Task to carry out: Count every line below that contains "genre", then give that count and nothing else.
[Data under study Boundary: Start]
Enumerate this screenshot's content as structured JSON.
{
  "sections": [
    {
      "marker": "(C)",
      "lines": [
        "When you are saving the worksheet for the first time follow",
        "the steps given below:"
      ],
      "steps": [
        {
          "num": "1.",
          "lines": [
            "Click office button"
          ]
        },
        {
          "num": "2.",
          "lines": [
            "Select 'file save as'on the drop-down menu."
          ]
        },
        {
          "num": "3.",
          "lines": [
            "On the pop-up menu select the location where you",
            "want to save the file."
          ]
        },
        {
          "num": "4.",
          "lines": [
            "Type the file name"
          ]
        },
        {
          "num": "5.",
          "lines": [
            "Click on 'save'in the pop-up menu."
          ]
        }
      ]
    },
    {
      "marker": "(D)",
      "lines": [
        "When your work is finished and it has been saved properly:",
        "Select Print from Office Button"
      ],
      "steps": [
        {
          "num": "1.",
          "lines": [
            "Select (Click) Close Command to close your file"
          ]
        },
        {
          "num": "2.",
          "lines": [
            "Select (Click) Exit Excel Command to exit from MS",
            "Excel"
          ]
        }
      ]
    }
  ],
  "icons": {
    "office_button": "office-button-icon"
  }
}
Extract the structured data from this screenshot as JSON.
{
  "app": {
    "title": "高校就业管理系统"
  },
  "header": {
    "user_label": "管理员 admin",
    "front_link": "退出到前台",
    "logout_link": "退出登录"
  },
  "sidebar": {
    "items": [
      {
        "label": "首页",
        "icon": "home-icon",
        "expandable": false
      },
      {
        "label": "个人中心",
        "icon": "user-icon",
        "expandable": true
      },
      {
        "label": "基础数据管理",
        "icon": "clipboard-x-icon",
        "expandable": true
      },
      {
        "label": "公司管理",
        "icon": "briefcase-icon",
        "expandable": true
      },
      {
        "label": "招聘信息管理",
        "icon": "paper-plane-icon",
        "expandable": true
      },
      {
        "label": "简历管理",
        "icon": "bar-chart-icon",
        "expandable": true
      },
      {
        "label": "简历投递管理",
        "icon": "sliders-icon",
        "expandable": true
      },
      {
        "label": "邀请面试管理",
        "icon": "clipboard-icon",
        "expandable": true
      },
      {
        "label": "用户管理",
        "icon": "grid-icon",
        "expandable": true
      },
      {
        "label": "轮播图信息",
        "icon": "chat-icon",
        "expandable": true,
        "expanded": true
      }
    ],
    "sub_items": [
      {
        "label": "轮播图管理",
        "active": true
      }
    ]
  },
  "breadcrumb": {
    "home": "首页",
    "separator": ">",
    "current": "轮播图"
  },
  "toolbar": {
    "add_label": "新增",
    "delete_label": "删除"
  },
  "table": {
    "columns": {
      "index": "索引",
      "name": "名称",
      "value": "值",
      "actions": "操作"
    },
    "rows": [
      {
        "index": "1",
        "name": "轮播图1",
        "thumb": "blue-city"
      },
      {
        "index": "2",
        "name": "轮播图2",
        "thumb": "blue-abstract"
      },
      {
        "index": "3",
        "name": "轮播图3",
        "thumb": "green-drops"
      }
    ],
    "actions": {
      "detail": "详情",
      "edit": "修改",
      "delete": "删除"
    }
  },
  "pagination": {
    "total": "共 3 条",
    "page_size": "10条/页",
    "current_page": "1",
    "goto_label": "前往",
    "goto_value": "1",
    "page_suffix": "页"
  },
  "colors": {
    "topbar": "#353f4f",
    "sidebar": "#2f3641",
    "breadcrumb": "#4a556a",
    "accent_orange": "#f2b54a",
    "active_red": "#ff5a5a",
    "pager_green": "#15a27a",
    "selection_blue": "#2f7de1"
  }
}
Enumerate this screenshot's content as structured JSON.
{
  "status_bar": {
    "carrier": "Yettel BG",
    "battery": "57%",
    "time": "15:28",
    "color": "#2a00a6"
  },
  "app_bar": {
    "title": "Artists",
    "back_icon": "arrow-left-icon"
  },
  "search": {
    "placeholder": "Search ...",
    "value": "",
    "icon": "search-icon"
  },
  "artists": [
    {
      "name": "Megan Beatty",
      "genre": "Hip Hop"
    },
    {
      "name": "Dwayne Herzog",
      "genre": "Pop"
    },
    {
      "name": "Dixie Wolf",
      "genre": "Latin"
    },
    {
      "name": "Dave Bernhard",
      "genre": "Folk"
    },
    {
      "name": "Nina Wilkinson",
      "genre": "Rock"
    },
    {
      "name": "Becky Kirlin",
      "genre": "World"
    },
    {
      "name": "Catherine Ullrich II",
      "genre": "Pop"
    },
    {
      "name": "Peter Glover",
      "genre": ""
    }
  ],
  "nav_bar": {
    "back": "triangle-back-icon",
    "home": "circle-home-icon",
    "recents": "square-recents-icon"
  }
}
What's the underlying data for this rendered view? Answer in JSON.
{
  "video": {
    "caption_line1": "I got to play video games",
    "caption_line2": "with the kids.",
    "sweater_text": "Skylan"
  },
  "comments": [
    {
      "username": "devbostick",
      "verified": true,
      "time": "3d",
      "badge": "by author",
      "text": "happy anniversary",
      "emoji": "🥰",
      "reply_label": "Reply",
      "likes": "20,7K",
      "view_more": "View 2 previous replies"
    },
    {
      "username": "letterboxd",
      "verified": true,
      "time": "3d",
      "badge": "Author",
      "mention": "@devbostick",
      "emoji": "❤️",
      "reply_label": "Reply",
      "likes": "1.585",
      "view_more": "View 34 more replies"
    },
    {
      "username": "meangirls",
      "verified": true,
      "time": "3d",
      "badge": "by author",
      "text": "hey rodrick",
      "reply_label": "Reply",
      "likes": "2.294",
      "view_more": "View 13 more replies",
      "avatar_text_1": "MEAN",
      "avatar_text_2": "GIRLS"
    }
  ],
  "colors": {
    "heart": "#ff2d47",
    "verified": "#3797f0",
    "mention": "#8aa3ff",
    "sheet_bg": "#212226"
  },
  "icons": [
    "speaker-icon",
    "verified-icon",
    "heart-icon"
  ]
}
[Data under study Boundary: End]
Finished exercise: 8